He was in INRA [National Institute of Agrarian Reform] ad managed a few industries under its jurisdiction at a time when the main industries had not yet been nationalized and only a few factories had been take over. He headed the National Bank, another of the responsibilities entrusted to him, and he also headed the Ministry of Industry when this agency was set up. Nearly all the factories had been nationalized by then and everything had to organized, production had to be maintained, and Che took on the job, as he had taken on many others. He did so with total devotion, working day and night, Saturdays and Sundays, and he really set out to solve far-reaching problems. It was then that he tackled the task of applying Marxist-Leninist principles to the organization of production, the way he understood it, the way he saw it.
He spent years doing that; he spoke a lot, wrote a lot on all those subjects, and he really managed to develop a rather elaborate and very profound theory on the manner in which, in his opinion, socialism would be built leading to a communist society.
Recently all these ideas were compiled, and an economist wrote a book that was awarded a Casa de las Américas prize. The author compiled, studied, and presented in a book the essence of Che’s economic ideas, retrieved from many of his speeches and writings — articles and speeches dealing with a subject so decisive in the building of socialism. The name of the book is The Economic Thoughts of Ernesto Che Guevara. So much has been done to recall his other qualities that this aspect, I think, has been largely ignored in our country. Che held truly profound, courageous, bold ideas, which were different from many paths already taken.
In essence — in essence! — Che was radically opposed to using and developing capitalist economic laws and categories in building socialism, he advocated something that I had often insisted on: Building socialism and communism is not just a matter producing and distributing wealth but is also a matter of education and consciousness. He was firmly opposed to using these categories, which have been transferred from capitalism to socialism, as instruments to build the new society.
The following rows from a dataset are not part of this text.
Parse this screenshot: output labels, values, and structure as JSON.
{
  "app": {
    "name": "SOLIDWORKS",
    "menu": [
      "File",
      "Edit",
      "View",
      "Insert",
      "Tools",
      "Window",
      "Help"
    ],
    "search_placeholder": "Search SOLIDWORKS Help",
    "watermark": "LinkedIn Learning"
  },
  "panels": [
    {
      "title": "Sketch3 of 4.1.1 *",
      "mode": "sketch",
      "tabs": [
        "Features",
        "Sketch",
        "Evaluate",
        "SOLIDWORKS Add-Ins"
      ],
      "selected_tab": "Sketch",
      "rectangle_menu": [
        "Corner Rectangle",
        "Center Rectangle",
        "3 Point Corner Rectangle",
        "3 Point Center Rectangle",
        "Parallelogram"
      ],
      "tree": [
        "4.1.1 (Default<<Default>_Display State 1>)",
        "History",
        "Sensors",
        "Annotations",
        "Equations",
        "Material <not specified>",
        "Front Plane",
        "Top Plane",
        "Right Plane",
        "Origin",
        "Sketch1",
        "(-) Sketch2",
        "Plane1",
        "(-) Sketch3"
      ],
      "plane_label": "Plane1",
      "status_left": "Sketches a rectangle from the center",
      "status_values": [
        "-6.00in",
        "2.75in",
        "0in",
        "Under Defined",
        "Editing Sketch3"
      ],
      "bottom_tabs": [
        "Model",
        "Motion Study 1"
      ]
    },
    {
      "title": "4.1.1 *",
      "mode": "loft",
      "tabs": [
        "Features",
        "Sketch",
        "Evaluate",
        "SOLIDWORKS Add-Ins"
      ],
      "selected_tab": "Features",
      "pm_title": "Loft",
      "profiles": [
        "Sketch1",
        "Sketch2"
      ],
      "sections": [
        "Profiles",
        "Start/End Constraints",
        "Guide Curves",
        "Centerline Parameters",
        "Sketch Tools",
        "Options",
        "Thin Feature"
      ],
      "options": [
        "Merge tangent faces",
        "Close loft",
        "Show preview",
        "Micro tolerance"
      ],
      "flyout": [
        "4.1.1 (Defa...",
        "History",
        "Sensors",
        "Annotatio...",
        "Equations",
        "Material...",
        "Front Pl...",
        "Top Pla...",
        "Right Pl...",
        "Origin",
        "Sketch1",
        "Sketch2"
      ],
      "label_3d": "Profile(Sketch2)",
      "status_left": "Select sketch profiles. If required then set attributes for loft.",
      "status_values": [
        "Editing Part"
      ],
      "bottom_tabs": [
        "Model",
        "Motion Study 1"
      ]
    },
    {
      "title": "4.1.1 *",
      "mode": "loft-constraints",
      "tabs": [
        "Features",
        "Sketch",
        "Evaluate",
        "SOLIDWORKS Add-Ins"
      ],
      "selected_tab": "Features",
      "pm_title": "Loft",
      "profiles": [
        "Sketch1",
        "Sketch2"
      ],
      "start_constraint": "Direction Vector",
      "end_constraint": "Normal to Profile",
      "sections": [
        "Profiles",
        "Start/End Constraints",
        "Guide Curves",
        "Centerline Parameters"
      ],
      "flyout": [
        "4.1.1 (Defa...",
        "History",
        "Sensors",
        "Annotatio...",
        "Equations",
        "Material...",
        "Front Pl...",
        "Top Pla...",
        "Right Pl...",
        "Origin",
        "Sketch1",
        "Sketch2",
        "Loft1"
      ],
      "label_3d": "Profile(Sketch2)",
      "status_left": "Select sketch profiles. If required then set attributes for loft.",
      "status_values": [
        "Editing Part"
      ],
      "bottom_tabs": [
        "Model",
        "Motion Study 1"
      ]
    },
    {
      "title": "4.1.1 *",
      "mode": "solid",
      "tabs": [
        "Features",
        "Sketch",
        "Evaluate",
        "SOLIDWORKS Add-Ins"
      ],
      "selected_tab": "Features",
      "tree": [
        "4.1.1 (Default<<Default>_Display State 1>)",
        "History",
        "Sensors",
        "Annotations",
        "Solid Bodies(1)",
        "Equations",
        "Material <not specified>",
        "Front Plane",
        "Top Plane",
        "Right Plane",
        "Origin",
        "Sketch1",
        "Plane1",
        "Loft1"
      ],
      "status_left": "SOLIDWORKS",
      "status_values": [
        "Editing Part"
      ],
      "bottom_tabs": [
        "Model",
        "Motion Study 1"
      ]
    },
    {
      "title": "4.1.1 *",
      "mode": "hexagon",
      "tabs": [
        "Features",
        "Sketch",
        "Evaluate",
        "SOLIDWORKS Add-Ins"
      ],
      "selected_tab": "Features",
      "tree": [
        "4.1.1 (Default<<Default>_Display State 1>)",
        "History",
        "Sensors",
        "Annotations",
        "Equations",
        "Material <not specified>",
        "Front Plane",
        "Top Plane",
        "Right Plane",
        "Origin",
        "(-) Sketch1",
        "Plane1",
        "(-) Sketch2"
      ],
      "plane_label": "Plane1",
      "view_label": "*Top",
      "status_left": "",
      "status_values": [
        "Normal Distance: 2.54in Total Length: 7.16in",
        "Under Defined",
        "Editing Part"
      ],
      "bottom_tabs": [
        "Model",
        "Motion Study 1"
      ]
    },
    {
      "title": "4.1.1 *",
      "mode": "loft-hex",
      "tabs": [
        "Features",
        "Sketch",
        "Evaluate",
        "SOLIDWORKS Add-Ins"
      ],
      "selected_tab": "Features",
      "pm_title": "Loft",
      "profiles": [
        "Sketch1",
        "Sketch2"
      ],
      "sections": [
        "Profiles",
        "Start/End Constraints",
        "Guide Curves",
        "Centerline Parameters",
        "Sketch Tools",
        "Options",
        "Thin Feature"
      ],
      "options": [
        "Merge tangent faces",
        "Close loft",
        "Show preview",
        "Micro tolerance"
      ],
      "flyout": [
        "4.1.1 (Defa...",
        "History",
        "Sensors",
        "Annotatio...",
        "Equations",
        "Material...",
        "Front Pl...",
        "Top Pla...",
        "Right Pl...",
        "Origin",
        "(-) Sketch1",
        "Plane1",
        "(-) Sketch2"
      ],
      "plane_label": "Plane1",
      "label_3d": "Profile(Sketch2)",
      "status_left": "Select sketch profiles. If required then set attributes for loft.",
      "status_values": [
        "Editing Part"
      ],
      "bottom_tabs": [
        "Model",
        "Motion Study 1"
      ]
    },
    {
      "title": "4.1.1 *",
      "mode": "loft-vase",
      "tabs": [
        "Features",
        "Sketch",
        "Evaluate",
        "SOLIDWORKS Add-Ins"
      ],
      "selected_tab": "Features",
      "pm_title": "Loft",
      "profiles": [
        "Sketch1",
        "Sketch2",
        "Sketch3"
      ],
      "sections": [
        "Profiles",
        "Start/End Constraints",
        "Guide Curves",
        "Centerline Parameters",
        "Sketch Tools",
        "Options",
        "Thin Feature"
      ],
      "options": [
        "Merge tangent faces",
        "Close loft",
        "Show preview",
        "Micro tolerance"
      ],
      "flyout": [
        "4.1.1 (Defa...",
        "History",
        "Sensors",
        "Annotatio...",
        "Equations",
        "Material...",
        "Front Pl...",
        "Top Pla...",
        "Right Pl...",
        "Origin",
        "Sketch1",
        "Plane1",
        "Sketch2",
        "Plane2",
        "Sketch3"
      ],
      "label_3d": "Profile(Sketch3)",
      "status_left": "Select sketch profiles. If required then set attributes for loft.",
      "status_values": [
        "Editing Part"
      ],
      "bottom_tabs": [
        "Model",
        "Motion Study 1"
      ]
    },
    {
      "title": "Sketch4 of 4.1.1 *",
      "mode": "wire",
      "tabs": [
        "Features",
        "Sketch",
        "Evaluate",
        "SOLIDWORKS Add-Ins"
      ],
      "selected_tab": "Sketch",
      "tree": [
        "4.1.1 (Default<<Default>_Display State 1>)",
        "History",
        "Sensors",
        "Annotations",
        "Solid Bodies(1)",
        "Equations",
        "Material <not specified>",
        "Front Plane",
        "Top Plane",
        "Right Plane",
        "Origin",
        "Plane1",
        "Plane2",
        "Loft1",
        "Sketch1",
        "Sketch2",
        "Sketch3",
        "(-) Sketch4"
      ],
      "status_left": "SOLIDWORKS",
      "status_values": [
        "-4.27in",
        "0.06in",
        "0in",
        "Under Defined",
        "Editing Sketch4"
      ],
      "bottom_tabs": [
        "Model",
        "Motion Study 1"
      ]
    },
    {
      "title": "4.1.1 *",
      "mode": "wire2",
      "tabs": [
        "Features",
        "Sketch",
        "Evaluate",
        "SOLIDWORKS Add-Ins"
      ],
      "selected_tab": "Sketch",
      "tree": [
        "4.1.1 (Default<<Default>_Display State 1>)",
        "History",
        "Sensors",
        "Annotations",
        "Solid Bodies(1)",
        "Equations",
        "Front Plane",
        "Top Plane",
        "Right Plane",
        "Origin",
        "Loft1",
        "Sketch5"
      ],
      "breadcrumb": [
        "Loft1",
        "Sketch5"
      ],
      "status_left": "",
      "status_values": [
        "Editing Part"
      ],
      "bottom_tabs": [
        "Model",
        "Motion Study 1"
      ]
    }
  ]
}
At a given moment some of Che’s ideas were incorrectly interpreted and, what’s more, incorrectly applied. Certainly no serious attempt was ever made to put them into practice, and there came a time when ideas diametrically opposed to Che’s economic thought began to take over.
This is not the occasion for going deeper and deeper into the subject. I’m essentially interested in expressing one idea: Today, on the twentieth anniversary of Che’s death; today, in the midst of the profound rectification process we are all involved in, we fully understand that rectification does not mean extremism, that rectification cannot mean idealism, that rectification cannot imply for any reason whatsoever a lack realism, that rectification cannot even imply abrupt changes.
Read Part Four.